I usually remember my dreams on waking and some times they organise themselves into a poem. 

dream number two


the wedding party spilled from the building

not caring relaxed laughing


I searched you out noted you had changed back

into the dress you wore the day before


there was no need for words

there never had been


the cars quickly became bored with waiting

their horns began to honk


the wedding guests like a river

flowed into the souk


I was left on the pavement


You can read number one here.

dream number three


I dreamed you last night

you had not aged


I cannot remember what you said

just your smile


that quiet calm that was

always at your centre


that’s all

I woke up feeling one skin short


as if I had slept too long

and woken in the wrong world


I was pleased with the feel of all three poems, they capture that longing.

The wondrous Annabelle Chvostek has a new album coming out soon. I for one can't wait. Here is the first single Walls


Until next time.

Monday, 18 January 2021

NO ONE SPOKE

 


It was customary, having completed the pilgrimage to Santiago de Compostela, to burn the clothes you had walked in on the beach at Cape Finesterra before sailing back to where ever it was you had come from. I have not undertaken the pilgrimage myself, but I met my wife and her sister at Santiago after they had completed the pilgrimage. I was thinking of our trip to Finesterra the other day and was inspired to write.

Cape Finesterre


finally the fire caught

aided in no small part

by the razor wind

that cut across the beach


we watched the clothes we had worn

all those long miles to Santiago burn


then looking beyond the sea

to where our former lives waited

knew they would be lived differently


no one spoke

These days you are requested not to burn your clothing on the beach, too much pollution, especially from the synthetic fibres that comprise much of modern walking clothes.
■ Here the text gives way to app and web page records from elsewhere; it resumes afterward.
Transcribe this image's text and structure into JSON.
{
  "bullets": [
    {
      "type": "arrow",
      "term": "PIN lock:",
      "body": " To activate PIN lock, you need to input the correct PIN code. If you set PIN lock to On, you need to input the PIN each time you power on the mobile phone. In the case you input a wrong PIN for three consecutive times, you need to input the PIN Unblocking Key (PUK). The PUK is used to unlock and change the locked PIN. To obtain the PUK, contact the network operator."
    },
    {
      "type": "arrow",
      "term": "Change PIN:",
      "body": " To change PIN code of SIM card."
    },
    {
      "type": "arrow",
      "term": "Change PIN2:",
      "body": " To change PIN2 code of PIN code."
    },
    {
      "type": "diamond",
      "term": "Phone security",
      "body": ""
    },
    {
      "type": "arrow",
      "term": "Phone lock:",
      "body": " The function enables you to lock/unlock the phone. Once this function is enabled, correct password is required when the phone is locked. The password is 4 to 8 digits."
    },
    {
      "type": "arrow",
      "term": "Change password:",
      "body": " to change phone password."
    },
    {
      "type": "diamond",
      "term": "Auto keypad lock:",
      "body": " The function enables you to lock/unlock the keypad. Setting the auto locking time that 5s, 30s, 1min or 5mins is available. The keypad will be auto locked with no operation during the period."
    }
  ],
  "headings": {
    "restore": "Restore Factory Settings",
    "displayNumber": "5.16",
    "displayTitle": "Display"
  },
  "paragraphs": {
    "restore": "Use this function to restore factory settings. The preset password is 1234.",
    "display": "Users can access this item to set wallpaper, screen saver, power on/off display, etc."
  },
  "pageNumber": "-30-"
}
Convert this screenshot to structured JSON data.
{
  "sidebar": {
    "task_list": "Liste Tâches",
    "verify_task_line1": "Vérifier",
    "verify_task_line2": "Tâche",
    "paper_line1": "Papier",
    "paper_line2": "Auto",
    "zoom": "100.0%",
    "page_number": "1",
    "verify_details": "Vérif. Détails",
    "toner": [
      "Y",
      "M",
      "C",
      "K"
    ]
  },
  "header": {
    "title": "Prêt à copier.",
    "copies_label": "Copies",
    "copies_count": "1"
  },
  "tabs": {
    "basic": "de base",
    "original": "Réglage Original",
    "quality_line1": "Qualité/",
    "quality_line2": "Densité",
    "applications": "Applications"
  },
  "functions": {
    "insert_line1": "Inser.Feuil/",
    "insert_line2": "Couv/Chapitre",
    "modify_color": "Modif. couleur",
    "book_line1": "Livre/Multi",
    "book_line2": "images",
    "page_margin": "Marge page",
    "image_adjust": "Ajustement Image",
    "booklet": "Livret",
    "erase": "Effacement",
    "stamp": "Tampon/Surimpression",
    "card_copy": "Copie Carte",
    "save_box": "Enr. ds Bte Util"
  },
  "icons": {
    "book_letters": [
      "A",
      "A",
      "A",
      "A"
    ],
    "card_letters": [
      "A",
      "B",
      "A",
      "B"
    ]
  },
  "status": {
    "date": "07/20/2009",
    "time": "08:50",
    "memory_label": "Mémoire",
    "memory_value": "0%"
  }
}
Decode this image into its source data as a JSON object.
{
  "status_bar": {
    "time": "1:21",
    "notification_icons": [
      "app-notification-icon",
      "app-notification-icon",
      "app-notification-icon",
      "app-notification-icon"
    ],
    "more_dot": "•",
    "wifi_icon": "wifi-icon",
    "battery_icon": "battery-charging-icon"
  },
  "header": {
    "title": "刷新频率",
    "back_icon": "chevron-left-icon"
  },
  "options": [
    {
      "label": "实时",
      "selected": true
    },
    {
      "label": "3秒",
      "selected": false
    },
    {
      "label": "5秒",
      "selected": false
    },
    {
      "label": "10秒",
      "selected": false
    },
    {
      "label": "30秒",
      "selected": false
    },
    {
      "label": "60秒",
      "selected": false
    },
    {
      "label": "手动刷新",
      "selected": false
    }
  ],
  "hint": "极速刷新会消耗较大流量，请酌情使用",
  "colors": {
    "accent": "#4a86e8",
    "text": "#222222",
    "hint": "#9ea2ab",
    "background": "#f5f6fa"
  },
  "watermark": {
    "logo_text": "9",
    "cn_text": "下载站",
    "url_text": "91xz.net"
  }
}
I suppose the kernel of the poem is the question of how do you return to your old life after such an experience? A question I think most people face at some point in their lives. 

Here's The Alpacas. Their album Pictures of You is well worth a listen.

Until next time.

Friday, 15 January 2021

YOU ONLY LIVE ONCE

 


The Mad Emperor Across the Water continues to break records even in his twilight days, though being impeached a second time is nothing to be proud of, but nothing else in his tenure has been either...

Since the start of the pandemic there have been at least five, sometimes seven, cruise liners at anchor either in Lyme Bay or Tor Bay. They are both a spectacular and a sad sight. I cannot help but think of the people who staff these empty, floating hotels and how they would probably like to be back at home with their families.

This poem is not about the ships. 

Wallshill summer 2020

the three of them

stop

by the wire fence

by the flowers

by the memories


by the sign that reads

danger crumbling cliffs


the other side is all space

and sea and rocks

they take in the parked cruise ship

waiting it out in Lyme Bay


the views are amazing he tells them

you only live once

doesn’t matter if you die


and like the gentleman he is

he parts the wires

so they can limbo through


I would like to stress that the people in the top photograph are nothing to do with the poem. I have used it because I like the composition and I would like to thank them.

This second poem is from an email, it relates to a project I was involved in some time back. When I read the email I thought it was a poem in itself, a found poem. 

Directive


If you could gather some poems

filter down to three max

pick some very different topics

our audience has limited interest

war, mental health and feminism

are all hot topics at the mo

or, maybe one that is,

uniquely Marjons- that could fly!

I love the enthusiasm of the narrator and their take on the world...

I have been listening a lot to Untitled [Black is] by Sault. A superb album. Here is Widlfires.

Until next time.